Clearly learning nothing from his attempt to gain power from the Azal in ‘The Daemons’, the Master’s plan involved an attempt to enslave the power of a Chronovore, a god-like being which feeds on time.
Operating under the pseudonym Professor Thascalos, he invented a machine called TOMTIT (really) to break down solid objects and transmit them as light waves, using it as a sort of time teleport.
Attracting the Chronovore’s attention, and causing the destruction of Atlantis along the way, he was once again found wanting in a reckoning by a superior creature. Luckily, the Doctor begged for clemency and the Master escaped to fight another day.
‘The End of Time’
“The human race was always your favourite, Doctor. But now, there is no human race. There is only the Master race!”
Flying by the seat of his pants, and in fairness he had just been resurrected by a distinctly dodgy potion, the Master’s plan for planet Earth involved seemed mainly to exist to spite the Doctor.

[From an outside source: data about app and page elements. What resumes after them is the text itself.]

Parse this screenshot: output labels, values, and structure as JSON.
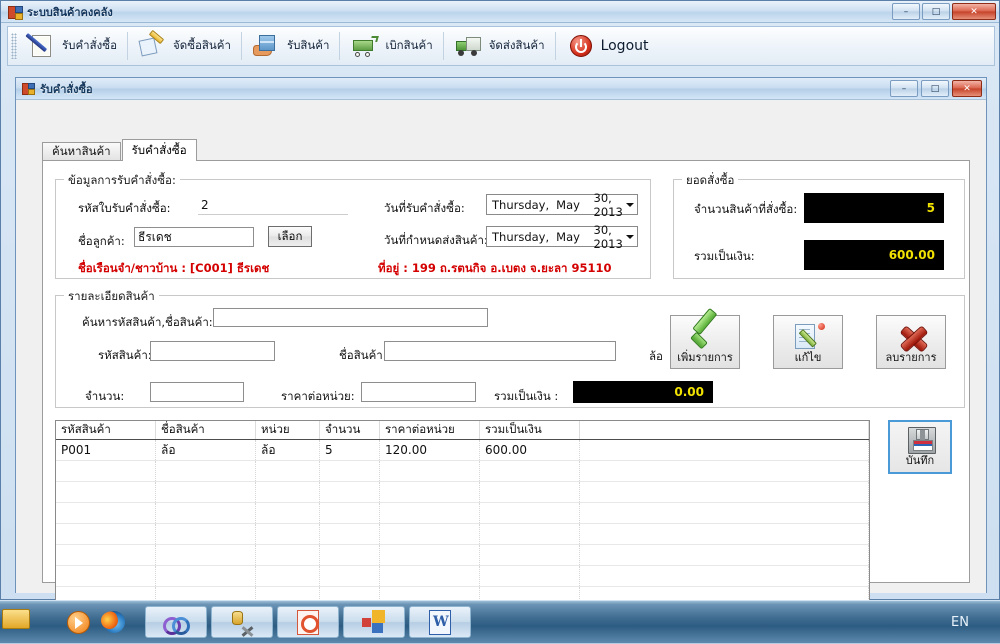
{
  "app": {
    "title": "ระบบสินค้าคงคลัง",
    "window_buttons": {
      "minimize": "–",
      "maximize": "□",
      "close": "✕"
    }
  },
  "toolbar": {
    "items": [
      {
        "label": "รับคำสั่งซื้อ",
        "icon": "order-notepad-pen-icon"
      },
      {
        "label": "จัดซื้อสินค้า",
        "icon": "purchase-paper-pencil-icon"
      },
      {
        "label": "รับสินค้า",
        "icon": "receive-hand-box-icon"
      },
      {
        "label": "เบิกสินค้า",
        "icon": "withdraw-cart-icon"
      },
      {
        "label": "จัดส่งสินค้า",
        "icon": "delivery-truck-icon"
      }
    ],
    "logout_label": "Logout",
    "logout_icon": "power-icon"
  },
  "mdi": {
    "title": "รับคำสั่งซื้อ",
    "window_buttons": {
      "minimize": "–",
      "maximize": "□",
      "close": "✕"
    }
  },
  "tabs": [
    {
      "label": "ค้นหาสินค้า",
      "active": false
    },
    {
      "label": "รับคำสั่งซื้อ",
      "active": true
    }
  ],
  "order_info": {
    "group_title": "ข้อมูลการรับคำสั่งซื้อ:",
    "receipt_code_label": "รหัสใบรับคำสั่งซื้อ:",
    "receipt_code_value": "2",
    "customer_label": "ชื่อลูกค้า:",
    "customer_value": "ธีรเดช",
    "select_button": "เลือก",
    "order_date_label": "วันที่รับคำสั่งซื้อ:",
    "order_date_value": {
      "day": "Thursday",
      "comma": ",",
      "month": "May",
      "rest": "30, 2013"
    },
    "due_date_label": "วันที่กำหนดส่งสินค้า:",
    "due_date_value": {
      "day": "Thursday",
      "comma": ",",
      "month": "May",
      "rest": "30, 2013"
    },
    "customer_info_red": "ชื่อเรือนจำ/ชาวบ้าน  : [C001] ธีรเดช",
    "address_red": "ที่อยู่ : 199 ถ.รตนกิจ อ.เบตง จ.ยะลา 95110"
  },
  "totals": {
    "group_title": "ยอดสั่งซื้อ",
    "qty_label": "จำนวนสินค้าที่สั่งซื้อ:",
    "qty_value": "5",
    "amount_label": "รวมเป็นเงิน:",
    "amount_value": "600.00"
  },
  "product_detail": {
    "group_title": "รายละเอียดสินค้า",
    "search_label": "ค้นหารหัสสินค้า,ชื่อสินค้า:",
    "search_value": "",
    "code_label": "รหัสสินค้า:",
    "code_value": "",
    "name_label": "ชื่อสินค้า:",
    "name_value": "",
    "unit_value": "ล้อ",
    "qty_label": "จำนวน:",
    "qty_value": "",
    "price_label": "ราคาต่อหน่วย:",
    "price_value": "",
    "total_label": "รวมเป็นเงิน :",
    "total_value": "0.00",
    "buttons": [
      {
        "label": "เพิ่มรายการ",
        "icon": "green-check-icon"
      },
      {
        "label": "แก้ไข",
        "icon": "edit-pencil-icon"
      },
      {
        "label": "ลบรายการ",
        "icon": "red-x-icon"
      }
    ]
  },
  "grid": {
    "columns": [
      "รหัสสินค้า",
      "ชื่อสินค้า",
      "หน่วย",
      "จำนวน",
      "ราคาต่อหน่วย",
      "รวมเป็นเงิน",
      ""
    ],
    "rows": [
      {
        "cells": [
          "P001",
          "ล้อ",
          "ล้อ",
          "5",
          "120.00",
          "600.00",
          ""
        ]
      }
    ],
    "empty_row_count": 7
  },
  "save": {
    "label": "บันทึก",
    "icon": "floppy-save-icon"
  },
  "taskbar": {
    "start_icon": "start-folder-icon",
    "quick_launch": [
      {
        "icon": "media-player-icon"
      },
      {
        "icon": "firefox-icon"
      }
    ],
    "task_items": [
      {
        "icon": "visual-studio-icon"
      },
      {
        "icon": "database-tools-icon"
      },
      {
        "icon": "powerpoint-icon"
      },
      {
        "icon": "colored-squares-icon"
      },
      {
        "icon": "word-icon"
      }
    ],
    "tray_language": "EN"
  },
  "colors": {
    "accent": "#3f6c91",
    "value_text": "#f2e200",
    "red_text": "#d40000",
    "black_panel": "#000000"
  }
}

Seizing the chance while fixing the Immortality Gate, a misused alien medical device, he opted not to just dominate the population of the Earth but to imprint his genetic template on every person on the planet – creating a race in his own image.
Where he was going next with this plan rather gets overtaken by other events, namely the return of Gallifrey and Timothy Dalton’s baddass Rasillon – who transpires to be the source of the Master’s drumming madness all these years.

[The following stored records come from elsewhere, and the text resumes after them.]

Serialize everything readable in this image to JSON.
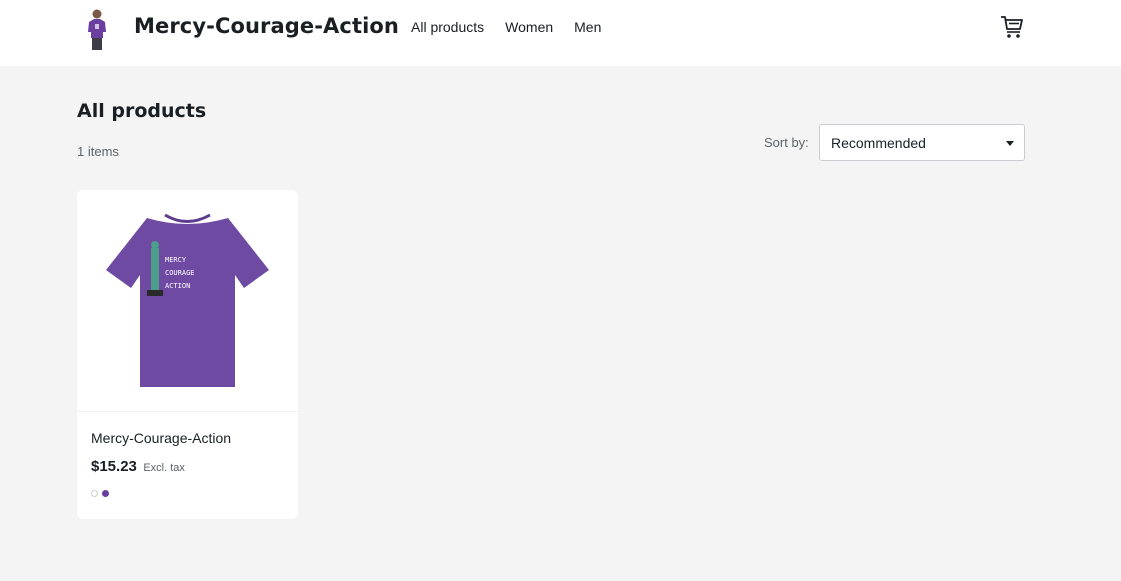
{
  "header": {
    "brand": "Mercy-Courage-Action",
    "nav": [
      "All products",
      "Women",
      "Men"
    ],
    "cart_icon": "cart-icon"
  },
  "main": {
    "title": "All products",
    "count": "1 items",
    "sort": {
      "label": "Sort by:",
      "value": "Recommended"
    }
  },
  "products": [
    {
      "name": "Mercy-Courage-Action",
      "price": "$15.23",
      "tax_note": "Excl. tax",
      "shirt_print": [
        "MERCY",
        "COURAGE",
        "ACTION"
      ],
      "colors": [
        "#ffffff",
        "#6a3fa0"
      ]
    }
  ]
}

‘The King’s Demons’
“With Kamelion’s unique ability at my command, it’s only a matter of time before I undermine the key civilisations of the universe. Chaos will reign, and I shall be its emperor.”
Much more in the time-meddling league than his usual plans, the scheme in ‘The Kings Demons’ seemed set to reorganise British history books rather than anything else.
The Master’s plan threatened to disrupt the signing of the Magna Carta and the foundations of Parliamentary democracy by having his new toy, the shape-shifting android Kamelion, impersonate King John.
As the Doctor says this is “Small time villainy” but to be fair, it was only a two-parter and he did suggest it was a bit of a trial run as the overall plan was to put the universe into chaos and then rule it… however that works.
‘Doctor Who: The Movie’
“I’ve wasted all my lives because of you, Doctor, and I will be rid of you!”
Though we can’t be sure, it seems his plan to steal the Doctor’s remaining regenerations may have hinged on a classic ‘fake your own death’ scenario.
Exterminated for his crimes by some pre-pubescent sounding Daleks, he survives as a zombie snake. It all seems a bit of a risk, but luckily on arrival in San Francisco in 1999 the Doctor is shot and an ambulance is called. The Master is then able to take over the body of its driver in the short term.
As part of his plan, he opens the Eye of Harmony in the Doctor’s TARDIS and it threatens to suck the whole planet through. Like much of the story, it is an entertaining ride despite not making a great deal of sense… but when has that ever stopped the Master? (Cultbox)